#### Extracted material:
====

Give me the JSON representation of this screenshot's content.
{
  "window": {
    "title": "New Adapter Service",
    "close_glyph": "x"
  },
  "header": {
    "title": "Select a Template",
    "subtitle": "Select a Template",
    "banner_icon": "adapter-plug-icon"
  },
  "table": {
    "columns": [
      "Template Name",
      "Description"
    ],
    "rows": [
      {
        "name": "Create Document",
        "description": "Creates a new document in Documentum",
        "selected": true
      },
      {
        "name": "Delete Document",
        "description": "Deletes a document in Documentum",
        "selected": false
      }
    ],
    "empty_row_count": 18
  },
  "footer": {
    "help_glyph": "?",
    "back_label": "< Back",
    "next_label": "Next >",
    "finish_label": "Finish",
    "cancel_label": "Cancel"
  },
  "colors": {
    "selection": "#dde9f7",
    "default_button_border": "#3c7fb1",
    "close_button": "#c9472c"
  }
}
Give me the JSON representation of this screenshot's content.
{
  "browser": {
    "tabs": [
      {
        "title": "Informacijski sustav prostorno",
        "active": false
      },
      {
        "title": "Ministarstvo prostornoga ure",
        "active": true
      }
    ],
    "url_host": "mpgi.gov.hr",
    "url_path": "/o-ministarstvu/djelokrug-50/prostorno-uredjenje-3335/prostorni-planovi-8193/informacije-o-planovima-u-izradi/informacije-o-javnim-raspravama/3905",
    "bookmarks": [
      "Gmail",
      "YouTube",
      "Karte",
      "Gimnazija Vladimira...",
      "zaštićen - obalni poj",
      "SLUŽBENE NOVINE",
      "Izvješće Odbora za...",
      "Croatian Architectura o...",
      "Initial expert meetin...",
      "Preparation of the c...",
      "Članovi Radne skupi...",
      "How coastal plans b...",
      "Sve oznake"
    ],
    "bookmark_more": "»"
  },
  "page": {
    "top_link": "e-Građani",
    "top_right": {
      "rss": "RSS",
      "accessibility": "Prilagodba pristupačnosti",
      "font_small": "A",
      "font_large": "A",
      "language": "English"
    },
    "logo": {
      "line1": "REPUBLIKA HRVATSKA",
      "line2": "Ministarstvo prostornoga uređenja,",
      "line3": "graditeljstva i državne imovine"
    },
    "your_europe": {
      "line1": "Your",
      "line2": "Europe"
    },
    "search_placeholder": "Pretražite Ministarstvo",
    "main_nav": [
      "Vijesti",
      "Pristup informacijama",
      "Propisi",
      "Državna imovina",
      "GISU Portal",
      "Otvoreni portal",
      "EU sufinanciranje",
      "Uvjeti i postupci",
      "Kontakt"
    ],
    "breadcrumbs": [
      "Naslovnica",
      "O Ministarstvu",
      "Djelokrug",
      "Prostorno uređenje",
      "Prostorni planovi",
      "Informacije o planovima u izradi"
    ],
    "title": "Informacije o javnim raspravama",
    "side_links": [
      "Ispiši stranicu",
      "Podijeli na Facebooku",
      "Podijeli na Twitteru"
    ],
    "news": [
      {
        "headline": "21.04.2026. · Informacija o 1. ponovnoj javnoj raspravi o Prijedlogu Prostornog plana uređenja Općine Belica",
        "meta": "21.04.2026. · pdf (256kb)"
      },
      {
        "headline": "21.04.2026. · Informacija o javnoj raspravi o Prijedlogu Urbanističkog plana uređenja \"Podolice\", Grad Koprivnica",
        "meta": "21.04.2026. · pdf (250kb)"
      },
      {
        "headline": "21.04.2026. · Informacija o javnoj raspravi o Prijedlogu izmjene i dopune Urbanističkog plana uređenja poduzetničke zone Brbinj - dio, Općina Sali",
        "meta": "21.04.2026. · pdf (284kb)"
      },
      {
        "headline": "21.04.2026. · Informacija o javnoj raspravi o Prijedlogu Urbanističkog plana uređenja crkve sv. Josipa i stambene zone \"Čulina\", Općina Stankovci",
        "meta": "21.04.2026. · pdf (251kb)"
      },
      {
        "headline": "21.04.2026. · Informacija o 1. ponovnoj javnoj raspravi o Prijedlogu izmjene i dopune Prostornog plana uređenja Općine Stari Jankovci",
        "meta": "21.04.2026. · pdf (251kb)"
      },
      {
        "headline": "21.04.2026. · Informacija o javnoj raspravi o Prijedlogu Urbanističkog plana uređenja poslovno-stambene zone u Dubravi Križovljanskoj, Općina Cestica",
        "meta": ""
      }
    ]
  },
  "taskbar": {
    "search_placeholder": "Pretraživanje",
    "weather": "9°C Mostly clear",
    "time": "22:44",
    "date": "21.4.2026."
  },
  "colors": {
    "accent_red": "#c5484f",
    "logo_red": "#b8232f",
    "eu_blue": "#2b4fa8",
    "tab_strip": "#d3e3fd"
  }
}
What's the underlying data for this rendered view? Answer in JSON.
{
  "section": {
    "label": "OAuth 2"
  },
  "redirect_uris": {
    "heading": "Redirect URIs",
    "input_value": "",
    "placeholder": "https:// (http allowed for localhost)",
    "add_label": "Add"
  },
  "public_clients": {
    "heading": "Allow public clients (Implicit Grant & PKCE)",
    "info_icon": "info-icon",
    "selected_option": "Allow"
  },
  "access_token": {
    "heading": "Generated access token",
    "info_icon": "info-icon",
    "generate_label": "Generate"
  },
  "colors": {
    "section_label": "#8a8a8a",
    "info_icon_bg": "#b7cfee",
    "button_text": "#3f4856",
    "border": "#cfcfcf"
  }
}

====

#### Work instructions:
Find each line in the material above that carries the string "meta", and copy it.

#### Answer box:
        "meta": "21.04.2026. · pdf (256kb)"
        "meta": "21.04.2026. · pdf (250kb)"
        "meta": "21.04.2026. · pdf (284kb)"
        "meta": "21.04.2026. · pdf (251kb)"
        "meta": "21.04.2026. · pdf (251kb)"
        "meta": ""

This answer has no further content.